The document provides the first in-depth breakdown of types of marijuana establishments. The document is intended to offer local officials details to help them make decisions about whether to enact an outright ban or simply limit the number and/or types of recreational marijuana businesses.
Under the state’s recreational marijuana law, municipalities may limit the number of marijuana facilities in their community to 20 percent of their number of liquor licenses. Many communities seeking to enact a ban did so universally.
The document provides differentiation not just between marijuana cultivators and retailers, but adds “marijuana product manufacturers,” “craft marijuana cultivator cooperatives,” “marijuana research facilities,” “independent testing laboratories,” “marijuana transporters,” and “marijuana social consumption establishments.” It also breaks down the types of cultivators, transporters, and retail facilities.
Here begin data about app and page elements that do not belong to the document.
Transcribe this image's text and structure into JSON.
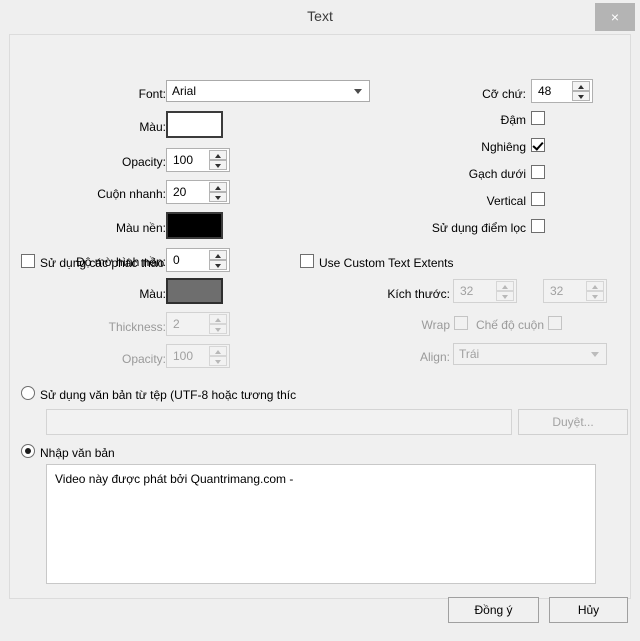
{
  "window": {
    "title": "Text",
    "close_label": "×"
  },
  "left_column": {
    "font": {
      "label": "Font:",
      "value": "Arial"
    },
    "color": {
      "label": "Màu:",
      "value": "#ffffff"
    },
    "opacity": {
      "label": "Opacity:",
      "value": "100"
    },
    "scroll_speed": {
      "label": "Cuộn nhanh:",
      "value": "20"
    },
    "bg_color": {
      "label": "Màu nền:",
      "value": "#000000"
    },
    "bg_opacity": {
      "label": "Độ mờ hình nền:",
      "value": "0"
    }
  },
  "right_column": {
    "font_size": {
      "label": "Cỡ chứ:",
      "value": "48"
    },
    "bold": {
      "label": "Đậm",
      "checked": false
    },
    "italic": {
      "label": "Nghiêng",
      "checked": true
    },
    "underline": {
      "label": "Gạch dưới",
      "checked": false
    },
    "vertical": {
      "label": "Vertical",
      "checked": false
    },
    "use_filter_point": {
      "label": "Sử dụng điểm lọc",
      "checked": false
    }
  },
  "outline_group": {
    "enable": {
      "label": "Sử dụng các phác thảo",
      "checked": false
    },
    "color": {
      "label": "Màu:",
      "value": "#6e6e6e"
    },
    "thickness": {
      "label": "Thickness:",
      "value": "2"
    },
    "opacity": {
      "label": "Opacity:",
      "value": "100"
    }
  },
  "extents_group": {
    "enable": {
      "label": "Use Custom Text Extents",
      "checked": false
    },
    "size": {
      "label": "Kích thước:",
      "width": "32",
      "height": "32"
    },
    "wrap": {
      "label": "Wrap",
      "checked": false
    },
    "scroll_mode": {
      "label": "Chế độ cuộn",
      "checked": false
    },
    "align": {
      "label": "Align:",
      "value": "Trái"
    }
  },
  "source_group": {
    "from_file": {
      "label": "Sử dụng văn bản từ tệp (UTF-8 hoặc tương thíc",
      "selected": false
    },
    "file_path": {
      "value": "",
      "placeholder": ""
    },
    "browse_button": {
      "label": "Duyệt..."
    },
    "enter_text": {
      "label": "Nhập văn bản",
      "selected": true
    },
    "text_value": "Video này được phát bởi Quantrimang.com -"
  },
  "footer": {
    "ok_label": "Đồng ý",
    "cancel_label": "Hủy"
  }
}
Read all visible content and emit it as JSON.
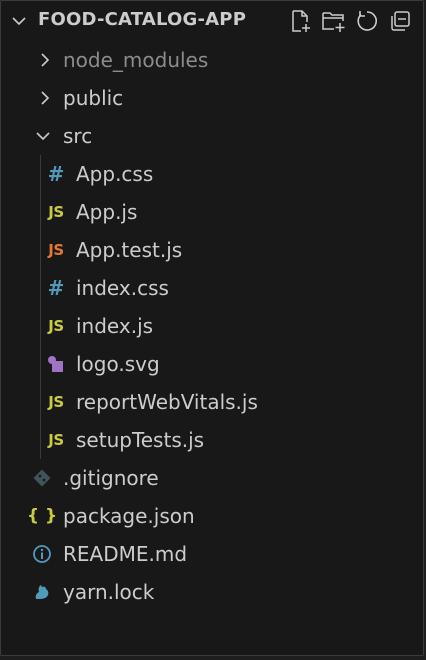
{
  "explorer": {
    "title": "FOOD-CATALOG-APP",
    "actions": [
      {
        "name": "new-file-icon"
      },
      {
        "name": "new-folder-icon"
      },
      {
        "name": "refresh-icon"
      },
      {
        "name": "collapse-all-icon"
      }
    ]
  },
  "tree": {
    "node_modules": "node_modules",
    "public": "public",
    "src": "src",
    "src_files": [
      {
        "label": "App.css",
        "type": "css",
        "glyph": "#"
      },
      {
        "label": "App.js",
        "type": "js",
        "glyph": "JS"
      },
      {
        "label": "App.test.js",
        "type": "test-js",
        "glyph": "JS"
      },
      {
        "label": "index.css",
        "type": "css",
        "glyph": "#"
      },
      {
        "label": "index.js",
        "type": "js",
        "glyph": "JS"
      },
      {
        "label": "logo.svg",
        "type": "svg",
        "glyph": ""
      },
      {
        "label": "reportWebVitals.js",
        "type": "js",
        "glyph": "JS"
      },
      {
        "label": "setupTests.js",
        "type": "js",
        "glyph": "JS"
      }
    ],
    "root_files": [
      {
        "label": ".gitignore",
        "type": "git",
        "glyph": ""
      },
      {
        "label": "package.json",
        "type": "json",
        "glyph": "{ }"
      },
      {
        "label": "README.md",
        "type": "info",
        "glyph": "ⓘ"
      },
      {
        "label": "yarn.lock",
        "type": "yarn",
        "glyph": ""
      }
    ]
  },
  "colors": {
    "background": "#181818",
    "text": "#cccccc",
    "dimmed": "#8c8c8c",
    "js": "#cbcb41",
    "test_js": "#e37933",
    "css": "#519aba",
    "svg": "#a074c4",
    "json": "#cbcb41",
    "info": "#519aba",
    "git": "#41535b",
    "yarn": "#519aba"
  }
}
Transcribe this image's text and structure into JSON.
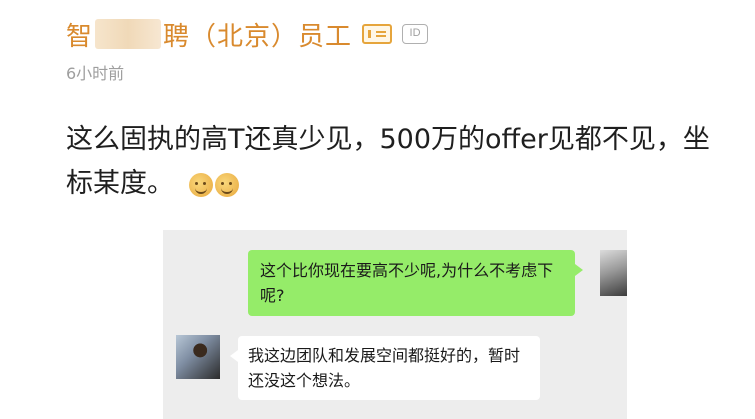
{
  "author": {
    "name_prefix": "智",
    "name_suffix": "聘（北京）员工",
    "verified_icon": "verified-badge-icon",
    "id_badge": "ID"
  },
  "post": {
    "time": "6小时前",
    "text": "这么固执的高T还真少见，500万的offer见都不见，坐标某度。",
    "emoji_icon": "smirk-emoji-icon"
  },
  "chat": {
    "sent_message": "这个比你现在要高不少呢,为什么不考虑下呢?",
    "received_message": "我这边团队和发展空间都挺好的，暂时还没这个想法。"
  },
  "colors": {
    "name": "#d98a2e",
    "sent_bubble": "#95ec69",
    "chat_bg": "#ededed"
  }
}
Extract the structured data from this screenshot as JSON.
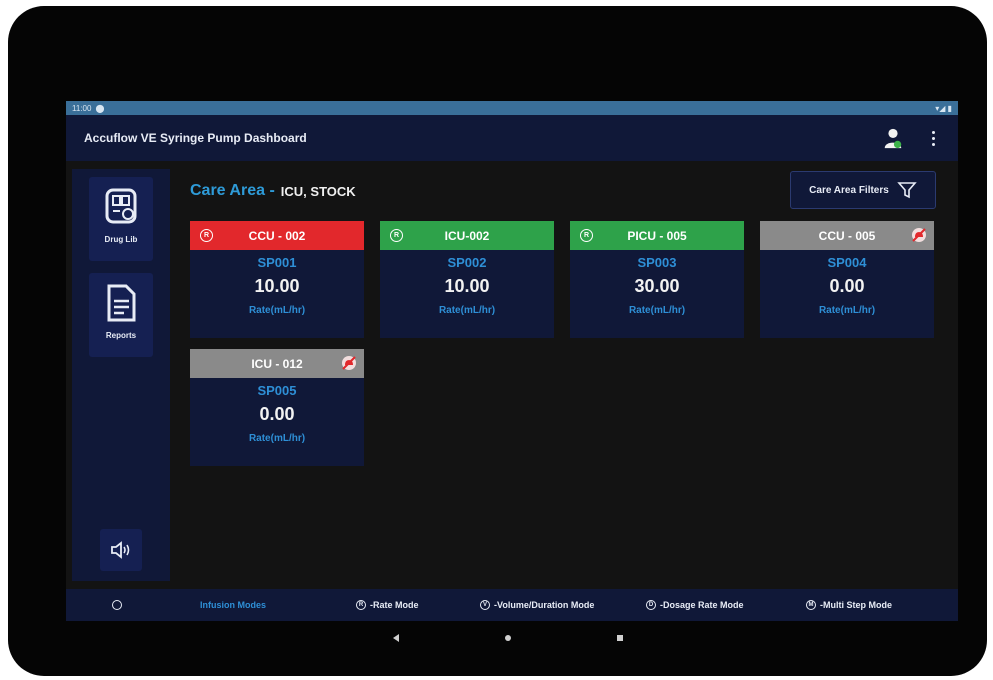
{
  "statusbar": {
    "time": "11:00",
    "signal": "▾◢ ▮"
  },
  "appbar": {
    "title": "Accuflow VE Syringe Pump Dashboard"
  },
  "sidebar": {
    "drug_lib_label": "Drug Lib",
    "reports_label": "Reports"
  },
  "care_area": {
    "label": "Care Area -",
    "value": "ICU, STOCK"
  },
  "filter": {
    "label": "Care Area Filters"
  },
  "cards": [
    {
      "location": "CCU - 002",
      "pump": "SP001",
      "rate": "10.00",
      "rate_label": "Rate(mL/hr)",
      "mode": "R",
      "header_color": "#e2282c",
      "alert": false
    },
    {
      "location": "ICU-002",
      "pump": "SP002",
      "rate": "10.00",
      "rate_label": "Rate(mL/hr)",
      "mode": "R",
      "header_color": "#2ea24a",
      "alert": false
    },
    {
      "location": "PICU - 005",
      "pump": "SP003",
      "rate": "30.00",
      "rate_label": "Rate(mL/hr)",
      "mode": "R",
      "header_color": "#2ea24a",
      "alert": false
    },
    {
      "location": "CCU - 005",
      "pump": "SP004",
      "rate": "0.00",
      "rate_label": "Rate(mL/hr)",
      "mode": "",
      "header_color": "#8a8a8a",
      "alert": true
    },
    {
      "location": "ICU - 012",
      "pump": "SP005",
      "rate": "0.00",
      "rate_label": "Rate(mL/hr)",
      "mode": "",
      "header_color": "#8a8a8a",
      "alert": true
    }
  ],
  "legend": {
    "heading": "Infusion Modes",
    "items": [
      {
        "letter": "R",
        "label": "-Rate Mode"
      },
      {
        "letter": "V",
        "label": "-Volume/Duration Mode"
      },
      {
        "letter": "D",
        "label": "-Dosage Rate Mode"
      },
      {
        "letter": "M",
        "label": "-Multi Step Mode"
      }
    ]
  },
  "colors": {
    "accent_blue": "#2e8fd6",
    "panel": "#101838",
    "running_green": "#2ea24a",
    "alarm_red": "#e2282c",
    "idle_gray": "#8a8a8a"
  },
  "icons": [
    "user-icon",
    "more-vertical-icon",
    "drug-library-icon",
    "reports-icon",
    "speaker-icon",
    "filter-icon",
    "alarm-off-icon",
    "back-icon",
    "home-icon",
    "recents-icon"
  ]
}
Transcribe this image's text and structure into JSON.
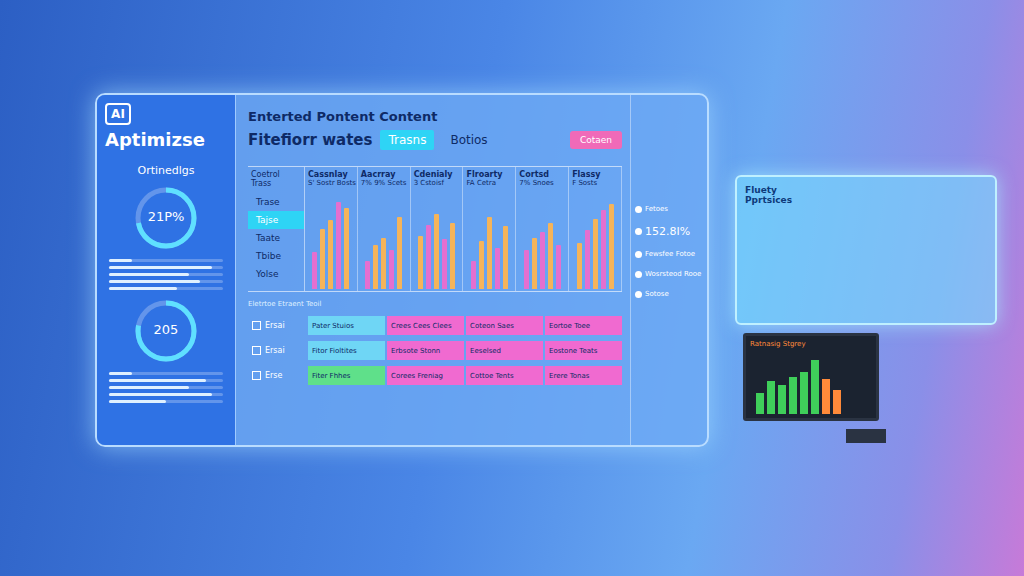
{
  "sidebar": {
    "logo": "AI",
    "title": "Aptimizse",
    "subtitle": "Ortinedlgs",
    "gauges": [
      {
        "reading": "21P%",
        "level": 0.72
      },
      {
        "reading": "205",
        "level": 0.78
      }
    ],
    "meters_top": [
      {
        "level": 0.2
      },
      {
        "level": 0.9
      },
      {
        "level": 0.7
      },
      {
        "level": 0.8
      },
      {
        "level": 0.6
      }
    ],
    "meters_bottom": [
      {
        "level": 0.2
      },
      {
        "level": 0.85
      },
      {
        "level": 0.7
      },
      {
        "level": 0.9
      },
      {
        "level": 0.5
      }
    ]
  },
  "header": {
    "title": "Enterted Pontent Content",
    "subtitle": "Fitefiorr wates",
    "tabs": [
      {
        "label": "Trasns",
        "selected": true
      },
      {
        "label": "Botios",
        "selected": false
      }
    ],
    "button": "Cotaen"
  },
  "chart": {
    "label_header": "Coetrol Trass",
    "row_labels": [
      {
        "label": "Trase",
        "selected": false
      },
      {
        "label": "Tajse",
        "selected": true
      },
      {
        "label": "Taate",
        "selected": false
      },
      {
        "label": "Tbibe",
        "selected": false
      },
      {
        "label": "Yolse",
        "selected": false
      }
    ],
    "groups": [
      {
        "label": "Cassnlay",
        "sub": "S' Sostr Bosts",
        "bars": [
          {
            "value": 40,
            "color": "#e46fd0"
          },
          {
            "value": 65,
            "color": "#f5b45a"
          },
          {
            "value": 75,
            "color": "#f5b45a"
          },
          {
            "value": 95,
            "color": "#e46fd0"
          },
          {
            "value": 88,
            "color": "#f5b45a"
          }
        ]
      },
      {
        "label": "Aacrray",
        "sub": "7% 9% Scets",
        "bars": [
          {
            "value": 30,
            "color": "#e46fd0"
          },
          {
            "value": 48,
            "color": "#f5b45a"
          },
          {
            "value": 55,
            "color": "#f5b45a"
          },
          {
            "value": 42,
            "color": "#e46fd0"
          },
          {
            "value": 78,
            "color": "#f5b45a"
          }
        ]
      },
      {
        "label": "Cdenialy",
        "sub": "3 Cstoisf",
        "bars": [
          {
            "value": 58,
            "color": "#f5b45a"
          },
          {
            "value": 70,
            "color": "#e46fd0"
          },
          {
            "value": 82,
            "color": "#f5b45a"
          },
          {
            "value": 54,
            "color": "#e46fd0"
          },
          {
            "value": 72,
            "color": "#f5b45a"
          }
        ]
      },
      {
        "label": "Flroarty",
        "sub": "FA Cetra",
        "bars": [
          {
            "value": 30,
            "color": "#e46fd0"
          },
          {
            "value": 52,
            "color": "#f5b45a"
          },
          {
            "value": 78,
            "color": "#f5b45a"
          },
          {
            "value": 45,
            "color": "#e46fd0"
          },
          {
            "value": 68,
            "color": "#f5b45a"
          }
        ]
      },
      {
        "label": "Cortsd",
        "sub": "7% Snoes",
        "bars": [
          {
            "value": 42,
            "color": "#e46fd0"
          },
          {
            "value": 55,
            "color": "#f5b45a"
          },
          {
            "value": 62,
            "color": "#e46fd0"
          },
          {
            "value": 72,
            "color": "#f5b45a"
          },
          {
            "value": 48,
            "color": "#e46fd0"
          }
        ]
      },
      {
        "label": "Flassy",
        "sub": "F Sosts",
        "bars": [
          {
            "value": 50,
            "color": "#f5b45a"
          },
          {
            "value": 64,
            "color": "#e46fd0"
          },
          {
            "value": 76,
            "color": "#f5b45a"
          },
          {
            "value": 86,
            "color": "#e46fd0"
          },
          {
            "value": 92,
            "color": "#f5b45a"
          }
        ]
      }
    ]
  },
  "table": {
    "header": "Eletrtoe Etraent Teoil",
    "rows": [
      {
        "label": "Ersai",
        "cells": [
          {
            "text": "Pater Stuios",
            "color": "#6fd6f5"
          },
          {
            "text": "Crees Cees Clees",
            "color": "#f06ad0"
          },
          {
            "text": "Coteon Saes",
            "color": "#f06ad0"
          },
          {
            "text": "Eortoe Toee",
            "color": "#f06ad0"
          }
        ]
      },
      {
        "label": "Ersai",
        "cells": [
          {
            "text": "Fitor Fioltites",
            "color": "#6fd6f5"
          },
          {
            "text": "Erbsote Stonn",
            "color": "#f06ad0"
          },
          {
            "text": "Eeselsed",
            "color": "#f06ad0"
          },
          {
            "text": "Eostone Teats",
            "color": "#f06ad0"
          }
        ]
      },
      {
        "label": "Erse",
        "cells": [
          {
            "text": "Fiter Fhhes",
            "color": "#5fe08a"
          },
          {
            "text": "Corees Freniag",
            "color": "#f06ad0"
          },
          {
            "text": "Cottoe Tents",
            "color": "#f06ad0"
          },
          {
            "text": "Erere Tonas",
            "color": "#f06ad0"
          }
        ]
      }
    ]
  },
  "right_list": [
    {
      "text": "Fetoes",
      "kind": "small"
    },
    {
      "text": "152.8I%",
      "kind": "big"
    },
    {
      "text": "Fewsfee Fotoe",
      "kind": "small"
    },
    {
      "text": "Wosrsteod Rooe",
      "kind": "small"
    },
    {
      "text": "Sotose",
      "kind": "small"
    }
  ],
  "holo_panel": {
    "title": "Fluety Pprtsices"
  },
  "monitor": {
    "title": "Ratnasig Stgrey",
    "bars": [
      {
        "value": 35,
        "color": "#3fcf5a"
      },
      {
        "value": 55,
        "color": "#3fcf5a"
      },
      {
        "value": 48,
        "color": "#3fcf5a"
      },
      {
        "value": 62,
        "color": "#3fcf5a"
      },
      {
        "value": 70,
        "color": "#3fcf5a"
      },
      {
        "value": 90,
        "color": "#3fcf5a"
      },
      {
        "value": 58,
        "color": "#ff8a3a"
      },
      {
        "value": 40,
        "color": "#ff8a3a"
      }
    ]
  }
}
Of particular relevance to local officials is the section titled “Municipal Role in the Commission Licensing Process.” Here, the proposed regulations offer clarity on the nature of the relationship between the applicant and the proposed host community.
The regulations would require applicants to have held community outreach meetings in the proposed host community within six months of the application, and they must have a completed “host community agreement” with the host municipality prior to applying to the CCC for a license.
Applicants must also present proof that their proposed site complies with local ordinances and bylaws in effect at the time of the application. Once the CCC notifies a municipality that it has received a completed application for an adult marijuana business in the community, the municipality will have 60 days to notify the CCC whether the application is or is not in compliance.
The municipal guidance document addresses several other issues, such as the means by which municipalities will receive their share of the tax revenues collected.
Commissioner Kay Doyle, who took the lead on the municipal guidance document and previously managed the state’s medical marijuana program as deputy general counsel for the Department of Public Health, will be a panelist at the MMA's Annual Meeting workshop on the marijuana law on Friday in Boston. Doyle said she will be available during the MMA event to any local official interested in learning more about the CCC and its draft regulations.
The CCC will be holding public hearings on its proposed regulations beginning on Feb. 5 and concluding on Feb. 13.

The commission expects to finalize its regulations by March 15 and to begin accepting license applications on April 1, with the prospect of issuing the first provisional licenses on or soon after June 1. For more information, visit
Download the CCC's municipal guidance document (468K PDF)
Download the draft “Adult Use of Marijuana” regulations issued by the Cannabis Control Commission (1.8M PDF)